Named for the mythological Greek god Achilles, whose soldiers supposedly used these plants for healing, Achillea includes approximately 115 species bearing nicknames such as allheal, bloodwort and yarrow. Comprised mostly of deciduous perennials or sub-shrubs, yarrows are found naturally in temperate regions of the Northern Hemisphere, with most species originating from Europe and Asia.
The fern-like foliage of these plants typically forms a mat or mound, or may be held in ground-hugging basal rosettes. The leaves vary in shape according to species, but are usually oblong to linear, finely divided or lobed, aromatic, and slightly to densely hairy. Root systems may be rhizomatous (composed of underground, lateral stems) or fibrous, while some species form single taproots. Many small flowers are produced in branched, flat clusters on slender stems held above the foliage. The individual blossoms are rounded with tiny but showy petals surrounding very small central disks. They are often white or yellow, but may also appear in shades of lavender, pink, red or orange, depending upon the species. The flowers are pollinated by bees and butterflies, and followed by small, hard, flattened seeds.
Several yarrow species and hundreds of cultivars are popular for garden use. Garden-worthy species include fern-leaf yarrow (Achillea filipendulina), native to Europe and Asia. This sun-loving, drought-tolerant perennial sends up tall, leafy stems topped with large, dense, flattened clusters of tiny golden yellow flowers in late spring to early summer. Common yarrow (Achillea millefolium) is a tough, easy to grow perennial, forming vigorous, spreading clumps of green to gray-green foliage topped with showy clusters of white to rosy pink flowers in early summer. Wooly yarrow (Achillea tomentosa) is a small hardy perennial from southern Europe and western Asia. Its distinctive gray-green leaves are lined with many chubby leaflets, giving the plant an almost wooly appearance. Pretty blooms appear in early summer and continue to early fall.

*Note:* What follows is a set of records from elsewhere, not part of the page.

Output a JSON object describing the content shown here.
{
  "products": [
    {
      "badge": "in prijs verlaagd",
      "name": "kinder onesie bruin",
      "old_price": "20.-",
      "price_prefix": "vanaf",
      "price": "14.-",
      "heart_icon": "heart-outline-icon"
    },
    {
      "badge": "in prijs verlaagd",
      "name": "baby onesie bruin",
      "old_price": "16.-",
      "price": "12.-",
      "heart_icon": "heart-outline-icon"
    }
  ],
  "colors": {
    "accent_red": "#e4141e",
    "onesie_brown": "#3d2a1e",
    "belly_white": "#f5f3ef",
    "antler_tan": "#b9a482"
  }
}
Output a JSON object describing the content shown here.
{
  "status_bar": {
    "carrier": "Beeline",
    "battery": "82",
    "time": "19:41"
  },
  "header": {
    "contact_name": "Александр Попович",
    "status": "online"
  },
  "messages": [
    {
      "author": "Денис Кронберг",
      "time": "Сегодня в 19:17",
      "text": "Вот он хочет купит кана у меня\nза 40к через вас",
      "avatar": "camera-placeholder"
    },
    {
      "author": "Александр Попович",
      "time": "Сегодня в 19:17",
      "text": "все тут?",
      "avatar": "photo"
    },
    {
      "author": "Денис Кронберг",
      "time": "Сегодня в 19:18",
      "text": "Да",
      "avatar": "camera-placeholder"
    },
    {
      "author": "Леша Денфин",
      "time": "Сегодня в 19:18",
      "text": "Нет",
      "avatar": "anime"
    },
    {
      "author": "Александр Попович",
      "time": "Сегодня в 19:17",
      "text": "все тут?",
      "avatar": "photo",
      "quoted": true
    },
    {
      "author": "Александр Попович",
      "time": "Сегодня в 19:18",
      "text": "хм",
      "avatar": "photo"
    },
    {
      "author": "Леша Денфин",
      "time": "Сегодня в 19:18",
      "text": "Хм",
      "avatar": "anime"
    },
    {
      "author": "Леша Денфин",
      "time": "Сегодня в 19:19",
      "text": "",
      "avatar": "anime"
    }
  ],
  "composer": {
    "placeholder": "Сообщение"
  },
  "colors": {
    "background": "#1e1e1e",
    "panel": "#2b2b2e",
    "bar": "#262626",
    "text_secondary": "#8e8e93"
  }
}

Hardiness and culture of yarrow is species and cultivar dependent, but most grow well in moist, well-drained soils of average fertility. Full sun is usually best, though partial shade may be tolerated. Yarrows may be used as groundcovers or in containers, and are beautiful in beds, borders and cutting gardens. Most play host to the larva of certain butterflies, which may occasionally tatter the leaves. This is, however, a small price to pay for the “flying flowers” which add as much beauty to the garden as real blossoms they visit.